Sunday Mornings at the Farmers Market I love to talk gardening with customers and friends . If you know me , then you know I'm not a fan of container growing for many reasons. However Pineapples seem to be the exception to the rule. For the last 4 years or so I have been experimenting growing pineapples and has learned a few things. One thing I've noticed is that Pineapples do very well in containers; I use large 15-25 gallon pot's filled with premium potting soil, a hand full of Organic 6-6-6 fertilizer and water every day. I've also found slow growing pineapples can some times sunburn so I leave the pots under the shade of a small oak tree. The fruit harvested from these potted plants can get nearly as big as fruit bought in grocery stores. Gardening is about results so spend the money on the premium potting soil, I do not recommend bagged "topsoil" or "50/50"
Friday, June 22, 2012
Giant pineapples revisited
June 22, 2012 by marian33031
Whenever you visit a farm for the first time, the farmer will take you on a tour of all the significant plants and features of his or her place.
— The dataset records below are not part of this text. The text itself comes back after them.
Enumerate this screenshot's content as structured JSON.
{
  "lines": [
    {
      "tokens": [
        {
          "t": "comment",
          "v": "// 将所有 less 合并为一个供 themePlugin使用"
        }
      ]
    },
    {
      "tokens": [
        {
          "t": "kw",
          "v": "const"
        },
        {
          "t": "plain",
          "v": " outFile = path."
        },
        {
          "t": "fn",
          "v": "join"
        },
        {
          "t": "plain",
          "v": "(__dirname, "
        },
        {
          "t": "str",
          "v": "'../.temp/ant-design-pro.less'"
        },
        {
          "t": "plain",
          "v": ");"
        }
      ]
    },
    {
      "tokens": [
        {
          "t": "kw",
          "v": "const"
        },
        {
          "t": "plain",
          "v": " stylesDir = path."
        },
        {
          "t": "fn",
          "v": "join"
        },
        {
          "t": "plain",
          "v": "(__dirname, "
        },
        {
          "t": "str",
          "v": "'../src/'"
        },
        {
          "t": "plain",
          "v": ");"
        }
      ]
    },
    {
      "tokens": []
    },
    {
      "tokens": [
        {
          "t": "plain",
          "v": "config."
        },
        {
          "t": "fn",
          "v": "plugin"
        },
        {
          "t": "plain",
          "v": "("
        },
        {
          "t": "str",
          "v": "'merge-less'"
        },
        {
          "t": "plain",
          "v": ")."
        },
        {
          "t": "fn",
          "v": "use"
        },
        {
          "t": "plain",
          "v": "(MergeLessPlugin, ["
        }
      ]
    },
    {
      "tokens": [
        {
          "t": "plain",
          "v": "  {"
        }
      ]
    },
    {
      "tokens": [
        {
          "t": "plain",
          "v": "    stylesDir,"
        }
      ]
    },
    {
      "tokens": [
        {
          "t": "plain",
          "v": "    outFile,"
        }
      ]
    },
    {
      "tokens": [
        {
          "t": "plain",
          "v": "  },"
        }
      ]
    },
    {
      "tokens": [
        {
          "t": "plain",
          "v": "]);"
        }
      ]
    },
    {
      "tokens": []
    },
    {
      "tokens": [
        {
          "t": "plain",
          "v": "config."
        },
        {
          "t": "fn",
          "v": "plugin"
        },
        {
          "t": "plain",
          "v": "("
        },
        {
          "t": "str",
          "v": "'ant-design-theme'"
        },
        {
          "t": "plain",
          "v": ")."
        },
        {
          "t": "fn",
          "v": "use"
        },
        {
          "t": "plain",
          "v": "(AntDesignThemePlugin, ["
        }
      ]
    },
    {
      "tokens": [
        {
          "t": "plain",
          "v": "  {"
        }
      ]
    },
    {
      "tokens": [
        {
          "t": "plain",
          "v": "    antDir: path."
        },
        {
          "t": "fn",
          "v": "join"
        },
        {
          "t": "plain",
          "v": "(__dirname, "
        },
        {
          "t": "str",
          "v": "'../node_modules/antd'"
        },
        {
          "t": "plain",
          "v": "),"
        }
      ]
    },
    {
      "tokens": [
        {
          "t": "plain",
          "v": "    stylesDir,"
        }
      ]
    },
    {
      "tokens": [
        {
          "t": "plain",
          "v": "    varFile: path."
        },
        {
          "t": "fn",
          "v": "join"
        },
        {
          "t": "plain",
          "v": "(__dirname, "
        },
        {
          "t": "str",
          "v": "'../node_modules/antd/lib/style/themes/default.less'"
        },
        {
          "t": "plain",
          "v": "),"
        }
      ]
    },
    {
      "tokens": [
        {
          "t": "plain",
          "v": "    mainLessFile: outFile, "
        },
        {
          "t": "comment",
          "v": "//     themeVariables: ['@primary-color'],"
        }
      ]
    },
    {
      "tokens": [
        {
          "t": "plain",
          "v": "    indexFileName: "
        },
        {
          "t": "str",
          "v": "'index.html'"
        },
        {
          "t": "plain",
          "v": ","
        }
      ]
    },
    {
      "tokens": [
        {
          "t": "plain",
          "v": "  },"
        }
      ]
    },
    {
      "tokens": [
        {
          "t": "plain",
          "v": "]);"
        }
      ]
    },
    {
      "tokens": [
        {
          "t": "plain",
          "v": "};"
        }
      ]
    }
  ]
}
Tim pointed out Tommy Atkins mango trees loaded with blushing round-shouldered fruit, ribbon-like dragon fruit cactus vines ready to bloom and complete with an abandoned bird’s nest, passion fruit vines thick on a trellis, and quite possibly the area’s largest compost pile running the length of his property. The field where he grows lettuces and cabbages in winter was covered densely with elephant grass as tall as our heads, and home to twittering birds.
But what drew our attention and curiosity were the large raised beds, loaded with pineapple plants, which ring his modest house. In the west bed, all the plants were two years old, fully grown from green tops cut off pineapples, and they were loaded with fruit. Each plant produces only one fruit, which grows on a stalk at the center of the plant. The fruit were very large, and the ripest ones were peeking out golden through long leaves. In the east bed were plants bearing slightly smaller pineapples, which looked like they would be ready in about a month or so. Those plants were a year old, originally hapas (or slips) that sprouted from the bases of the older plants. Last summer Tim had snapped off hapas and planted them in their own patch. Each mature plant sprouted one or two hapas. Plants grown from hapas bear fruit in one year, but plants grown from tops bear in two.
Tim let us pick our own fruit. He pointed out the ripest ones, and told us what to do. Picking a pineapple is fairly simple. Grasp it firmly with both hands, give the fruit a snap to one side and a small twist, and it easily breaks off the stalk. I was once again surprised by how heavy and substantial it was. After picking, Tim aimed a hose at the base of the fruit and washed off a bunch of ants. They are attracted to sugar in the fruit, which start to ripen from the bottom.
The pineapples we picked were amazingly heavy. Out came the scale to check weight. One was eight and a half pounds and the other was nine. (I haven’t weighed the ones you can get at the store, but they’re about half the size and weight.) Must be the special soil mix and organic fertilizer that Tim feeds his plants! The ripest fruit was ready to eat, and its sweet aroma tantalized us on light breeze, as we chatted on the back patio. Tim’s feisty Chihuahua jumped from his lap onto the table and sniffed at the fruit, which easily dwarfed her. It can truly be said that on that small farm located at the edge of the Everglades, pineapples grow as big as a dog.